We were warmly received and took a place in the rear area, which with its wooden picnic-style tables, seats and benches had something of a Swiss chalet air. We ordered a 550ml can of Kamenitza beer apiece; well chilled and at 4.4% with a decent kick to it. There was a wide range of traditional Bulgarian dishes on the menu such as gyuvetch (beef stew) and kavarma (a meat and vegetable stew usually made with pork). For those not willing to try the Bulgarian dishes, a selection of pizzas was also available – much the same as pizzas elsewhere but with perhaps an extra thick cheesy topping. For my starter I ordered a salad of chopped carrot and cabbage with oil and herbs: fresh, crunchy and tasty but much larger than I’d expected: really enough for a decent lunch. One of my companions had breaded white cheese, also in a sizeable serving but not as heavy on the stomach as it looked. The other had croquettes (spelt ‘crockets’ on the menu) made from chopped eggs mixed with cheese, herbs and a little bacon. This was served with a yoghurt sauce and also generous and tasty.

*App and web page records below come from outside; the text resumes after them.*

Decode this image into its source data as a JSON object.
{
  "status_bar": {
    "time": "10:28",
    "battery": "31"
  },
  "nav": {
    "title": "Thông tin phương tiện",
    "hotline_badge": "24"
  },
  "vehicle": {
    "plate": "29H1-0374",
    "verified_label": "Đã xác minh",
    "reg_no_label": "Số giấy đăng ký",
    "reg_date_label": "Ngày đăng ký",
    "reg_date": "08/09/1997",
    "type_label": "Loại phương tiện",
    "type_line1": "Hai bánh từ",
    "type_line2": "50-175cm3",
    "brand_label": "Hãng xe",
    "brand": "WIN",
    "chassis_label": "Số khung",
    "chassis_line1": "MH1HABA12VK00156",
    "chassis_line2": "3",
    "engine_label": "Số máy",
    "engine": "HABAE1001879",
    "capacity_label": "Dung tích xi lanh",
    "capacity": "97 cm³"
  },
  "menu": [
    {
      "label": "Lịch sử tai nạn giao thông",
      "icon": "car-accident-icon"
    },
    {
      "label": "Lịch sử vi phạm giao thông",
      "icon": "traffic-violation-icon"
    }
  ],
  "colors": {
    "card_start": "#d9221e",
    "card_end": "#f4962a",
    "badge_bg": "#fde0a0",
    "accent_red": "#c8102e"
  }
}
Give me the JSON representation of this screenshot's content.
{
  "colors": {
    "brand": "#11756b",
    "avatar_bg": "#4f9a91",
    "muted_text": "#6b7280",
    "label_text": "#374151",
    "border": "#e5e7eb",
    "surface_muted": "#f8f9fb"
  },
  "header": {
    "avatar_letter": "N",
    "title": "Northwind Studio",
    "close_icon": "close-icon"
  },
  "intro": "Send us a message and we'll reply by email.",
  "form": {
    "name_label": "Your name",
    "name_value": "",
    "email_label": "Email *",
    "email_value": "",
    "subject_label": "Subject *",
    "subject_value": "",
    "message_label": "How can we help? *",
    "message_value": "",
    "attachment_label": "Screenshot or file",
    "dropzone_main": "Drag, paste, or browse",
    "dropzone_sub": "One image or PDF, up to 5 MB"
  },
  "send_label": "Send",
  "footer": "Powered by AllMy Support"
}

For my main course I shared a large platter of mixed vegetables snacks, some hot and some cold. One of my friends had a chicken shish kebab (shashlik) with rice, fried sliced potatoes, tomatoes and cucumbers and the other a pork chop with bacon (upletenica) as well as the same salad etc. The vegetable platter included mushroom crockets and spinach and white cheese crockets but as I was replenished after my salad, I shared it around and dipped into the sliced potatoes and salad on my friends’ plates. We were much too full to contemplate any desserts.
The lighting was pleasantly subdued, with American music playing at listenable and not intrusive volume, but not a Bulgarian tune to be heard: a bit of a shame as it would have added to the atmosphere and given a more unique feel to the place. Service was relaxed and attentive without being overbearing. Our waiter came speedily to replace my knife when I dropped it on the floor and the same for my fork two minutes later. We were offered a doggy-bag to take some of those vast portions home, and the waiter even said we’d overtipped him. This brings me to the price, which was also very pleasing i.e. around £60 for three people, with two ample courses and a large can of beer each. A £10 tip on top was about right, we thought.
What the restaurant lacks, if anything, is customers. We were there for nearly two hours at peak dining time, and no one else came in for so much as a takeaway. Perhaps it’s the menu’s similarity to Turkish cuisine, already served by a large number of restaurants in the vicinity, that explains it. Why else this should be is a mystery. I can heartily recommend Bolyary.
Bolyary, 396 Green Lanes, Palmers Green N13 5PD, Tel:020 3560 6819 (www.bolyary.co.uk)
Opening times: Wednesday to Friday 17.00-23.00. Weekends 11.00-24.00.